Next, whats-his-face’s building. Jesus. What is his name?? Nope, not coming. Because I’m OLD. Had to google it. Julian Schnabel. Who is also old. Sorry, Julian. It is what it is.

I mean, they’re okay, but … eh. Also not my favorites, but I do like the lines they make.

I noticed there a number of buildings with structures that look like belfries in my neighborhood. What are they really used for? I want a belfry. And bats. Ever since one came into my apartment I’ve been love with bats. I watch videos of them on YouTube all the time. They are the sweetest things. “Where’s Stacy?” “Up in the belfry with her bats.”

Max Yasgur

August 8th, 2019 Posted in Uncategorized | No Comments »

I woke in the middle of the night, as per usual, and I ended up watching the Woodstock documentary on American Experience. It was a great documentary, and I couldn’t take my eyes off it. I will pay for this today at work.

I’ll never forgive myself for not going. I was only 13 years old and my mother wouldn’t let me go, but I’d already started ignoring my parent’s restrictions by that point, why did I listen to them then??

The most charming part of the documentary was Max Yasgar, the owner of the farm where the festival took place. I’ve been googling him this morning. His neighbors never forgave him apparently, and people point out that he did it because he thought it would be good for business.

So what if he did? As a person who runs a business I understand how important it becomes to do what you can to keep your business alive. As long as you’re not doing something that hurts people in order to accomplish that, fine.

In the early 1980’s I was a volunteer at the Gay Men’s Health Crisis. This was at the beginning of the AIDS epidemic. At our training session, they went around the room and each person had to give a selfish reason for why they were volunteering. If we didn’t have a selfish reason why we were doing this, the trainer explained, we would burn out too quickly. It was okay to be here for both altruistic and selfish reasons, he insisted. They didn’t cancel each other out.

(As an example, I posted that story for two reasons. One, in defense of Max Yasgur, and two, because I’m proud of my volunteer efforts and I guess I am showing off!)

It’s clear Max Yasgur was moved by the festival and the attendees, and had other non-selfish reasons for letting the organizers use his farm.

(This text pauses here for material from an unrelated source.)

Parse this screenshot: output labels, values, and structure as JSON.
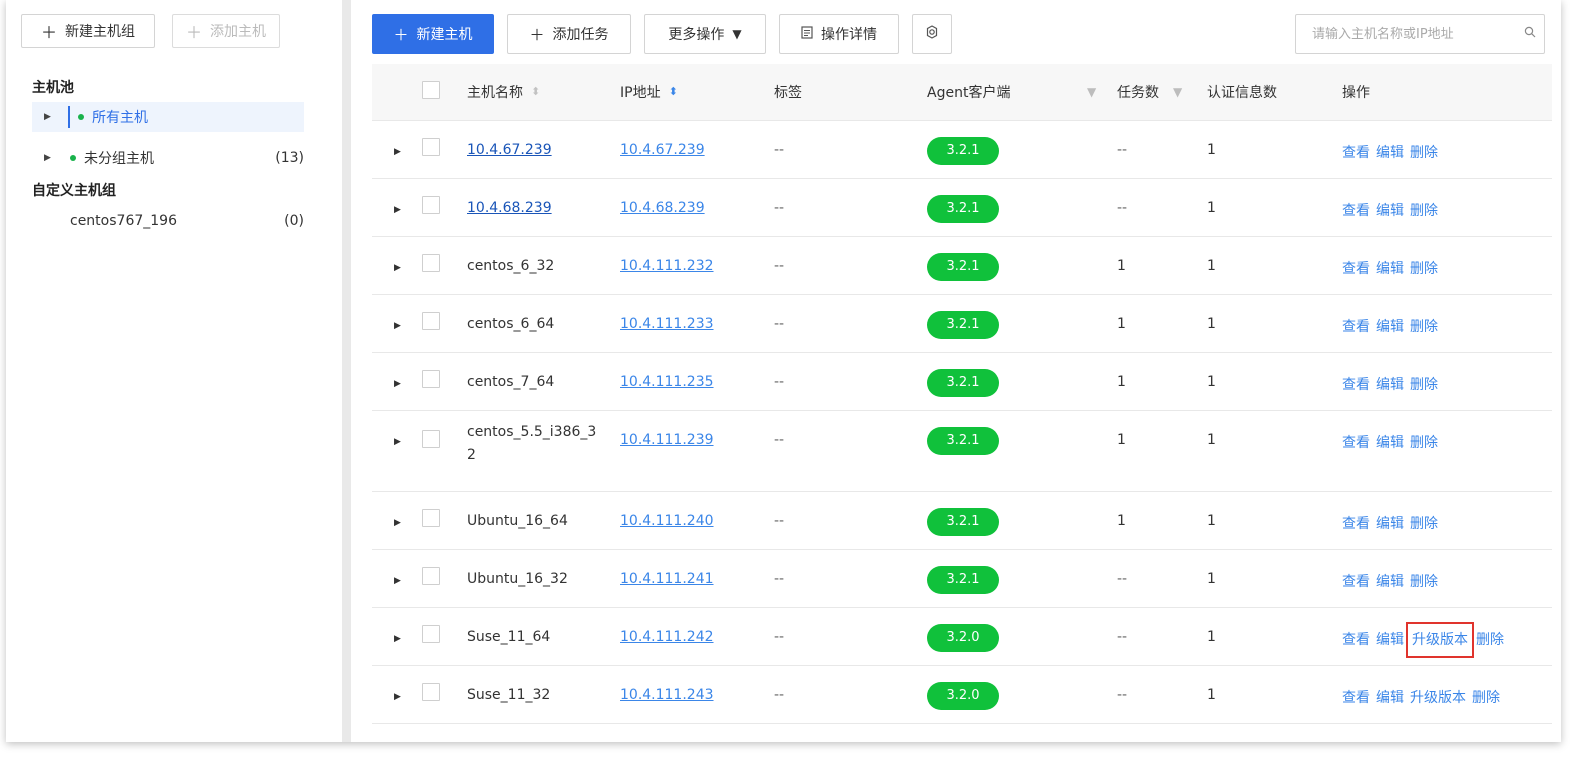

You can listen to him address the crowd here. The sound quality is not great, but it gets better when Max speaks. He was a conservative republican, but he was also a man of integrity. I’ve been googling him, and I was sad to learn he only lived for a few more years after the festival. His son wrote a book that I want to get a hold of, Max B. Yasgur: The Woodstock Festival’s Famous Farmer. But I can only find two copies in libraries outside New York. I’ll have to see if I can get a copy via interlibrary loan.

The boys, hanging out as I google.